Henry & June and Backbeat are two very good movies with
similar views on artists and artists' loves.
Henry & June was the first film to carry an NC-17 rating. It was meant to be the trailblazer for a new breed of films that were adult, but without the smut associations the 'X' label carried. (Unfortunately, this goal failed, and NC-17 is nearly considered box office suicide, a loss.) It's the story of Henry Miller, the author whose books were once banned in all English- speaking countries, and his years in Paris. It covers the interplay between him, his wife June (who travels between Brooklyn and Paris) Anais Nin (whose diaries much of the movie is drawn from) and her husband Hugo. Themes of friendship, love, the meaning of fidelity, and art are intertwined with Anais' exploration of her own adult identity; her attraction to Miller, June, and Hugo.
Henry & June contains many erotic scenes, but they are produced in a very formalistic way, and manage to miss the rawness and truth that gave Miller's semi-autobiographical works their power. The film has a lot of nuances that you may not catch unless you've read some of Anais' journals; even then, the texture of the film is rich enough to merit repeated viewings.
Backbeat aims a little lower in terms of artistic goals than Henry & June, but succeeds admirably in capturing the feel of Hamburg of the 60s, where the Beatles first began to capture attention as a musical force. You see the attraction / tension between John Lennon, Stuart Sutcliffe (the fifth Beatle, who at that time was beginning a career as a painter) and Astrid Kirchherr, the German photographer who acts as somewhat of a bridge into the bohemian community of the place.

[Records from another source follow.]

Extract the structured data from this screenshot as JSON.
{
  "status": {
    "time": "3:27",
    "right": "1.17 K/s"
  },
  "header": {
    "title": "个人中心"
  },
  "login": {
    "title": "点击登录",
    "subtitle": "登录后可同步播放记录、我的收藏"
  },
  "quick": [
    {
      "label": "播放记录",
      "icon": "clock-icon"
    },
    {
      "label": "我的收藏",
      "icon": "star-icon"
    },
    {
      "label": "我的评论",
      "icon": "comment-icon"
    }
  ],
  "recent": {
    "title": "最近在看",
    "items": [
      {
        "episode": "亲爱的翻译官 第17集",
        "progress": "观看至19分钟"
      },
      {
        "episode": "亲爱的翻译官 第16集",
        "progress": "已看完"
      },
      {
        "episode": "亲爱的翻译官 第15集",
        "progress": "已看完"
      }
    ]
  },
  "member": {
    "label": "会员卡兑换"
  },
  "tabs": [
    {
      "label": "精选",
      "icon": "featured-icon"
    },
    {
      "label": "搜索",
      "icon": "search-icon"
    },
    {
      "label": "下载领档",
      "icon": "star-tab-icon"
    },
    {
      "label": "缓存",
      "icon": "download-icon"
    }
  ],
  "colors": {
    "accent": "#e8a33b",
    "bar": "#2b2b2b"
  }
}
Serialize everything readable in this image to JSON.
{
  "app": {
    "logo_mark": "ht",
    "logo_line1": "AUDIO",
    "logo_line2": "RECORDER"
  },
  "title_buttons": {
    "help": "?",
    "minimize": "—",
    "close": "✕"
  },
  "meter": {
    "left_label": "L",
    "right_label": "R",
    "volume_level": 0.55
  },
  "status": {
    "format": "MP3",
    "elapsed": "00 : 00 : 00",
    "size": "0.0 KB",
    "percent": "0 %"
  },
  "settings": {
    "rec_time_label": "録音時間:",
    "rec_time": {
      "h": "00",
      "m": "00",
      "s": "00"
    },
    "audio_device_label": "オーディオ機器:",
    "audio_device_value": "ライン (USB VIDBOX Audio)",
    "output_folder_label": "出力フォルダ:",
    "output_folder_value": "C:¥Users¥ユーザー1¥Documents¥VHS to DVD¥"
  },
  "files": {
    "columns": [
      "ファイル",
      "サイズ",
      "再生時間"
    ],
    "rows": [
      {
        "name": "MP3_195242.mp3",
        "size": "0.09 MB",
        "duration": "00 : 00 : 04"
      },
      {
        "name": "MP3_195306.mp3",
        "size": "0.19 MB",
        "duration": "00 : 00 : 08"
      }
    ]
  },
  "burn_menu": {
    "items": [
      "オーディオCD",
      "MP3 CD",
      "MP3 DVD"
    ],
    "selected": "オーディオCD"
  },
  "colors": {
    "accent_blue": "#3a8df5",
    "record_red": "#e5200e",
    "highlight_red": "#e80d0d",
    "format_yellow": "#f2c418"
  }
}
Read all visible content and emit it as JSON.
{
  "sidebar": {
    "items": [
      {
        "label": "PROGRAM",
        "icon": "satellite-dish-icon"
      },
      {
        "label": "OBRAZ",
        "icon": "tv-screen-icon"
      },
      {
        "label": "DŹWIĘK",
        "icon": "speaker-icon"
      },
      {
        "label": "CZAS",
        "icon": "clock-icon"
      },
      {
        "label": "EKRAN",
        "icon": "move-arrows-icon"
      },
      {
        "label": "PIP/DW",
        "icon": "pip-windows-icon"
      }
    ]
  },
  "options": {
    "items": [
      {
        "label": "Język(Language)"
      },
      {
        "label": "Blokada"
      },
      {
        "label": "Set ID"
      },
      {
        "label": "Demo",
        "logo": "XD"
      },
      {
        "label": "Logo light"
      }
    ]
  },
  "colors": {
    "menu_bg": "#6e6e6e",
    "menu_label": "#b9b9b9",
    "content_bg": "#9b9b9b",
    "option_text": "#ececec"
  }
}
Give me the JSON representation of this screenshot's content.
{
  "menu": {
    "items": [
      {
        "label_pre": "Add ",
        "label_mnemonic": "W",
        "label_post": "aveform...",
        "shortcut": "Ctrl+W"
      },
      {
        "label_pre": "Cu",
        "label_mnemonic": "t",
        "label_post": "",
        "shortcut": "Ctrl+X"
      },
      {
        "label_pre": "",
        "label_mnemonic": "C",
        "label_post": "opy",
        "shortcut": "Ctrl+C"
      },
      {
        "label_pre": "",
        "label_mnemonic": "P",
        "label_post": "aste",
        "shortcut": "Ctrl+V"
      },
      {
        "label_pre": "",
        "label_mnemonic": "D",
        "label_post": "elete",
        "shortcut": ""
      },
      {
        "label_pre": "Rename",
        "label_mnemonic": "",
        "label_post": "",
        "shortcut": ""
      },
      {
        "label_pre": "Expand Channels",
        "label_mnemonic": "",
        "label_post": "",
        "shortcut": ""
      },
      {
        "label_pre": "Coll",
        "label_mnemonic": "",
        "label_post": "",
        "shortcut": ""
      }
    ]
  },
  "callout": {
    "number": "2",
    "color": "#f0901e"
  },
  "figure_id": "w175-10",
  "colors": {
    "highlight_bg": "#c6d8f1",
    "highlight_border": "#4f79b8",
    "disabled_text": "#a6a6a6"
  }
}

This film is a treat for fans of the Beatles, although the remaining three Beatles aren't given much room as three-dimensional characters. The soundtrack, played by a cover band consisting of many big names in modern rock, is excellent.
Both films capture a feeling of the eras they cover convincingly. You really feel as if you're seeing the world and the loves that shaped these artists and their works.
What struck me about both films was the accomplishments of the 'supporting characters'. Both works end with texts going over the lives of the people portrayed. Anais' husband Hugo, portrayed as a loving but stifled banker, was an experimental film maker whose films are in the collection of the Museum of Modern Art in NYC. Klaus Voormann, who loses his 'soulsibling' Astrid to the loose-cannon artistry of Stuart Sutcliffe, went on to create the cover to The Beatles' Revolver album (OK, not my favorite piece of album art, but still...) and played Bass in Lennon's Plastic Ono Band. To me, these ending texts are really the saga of the other men, the ones whose loves might've been the ones immortalized in film decades after the fact, if only fate had been different.
Two excellent films, worth renting or buying on video. (And after you see the films, you can read the books, see the photographs, and listen to the music.)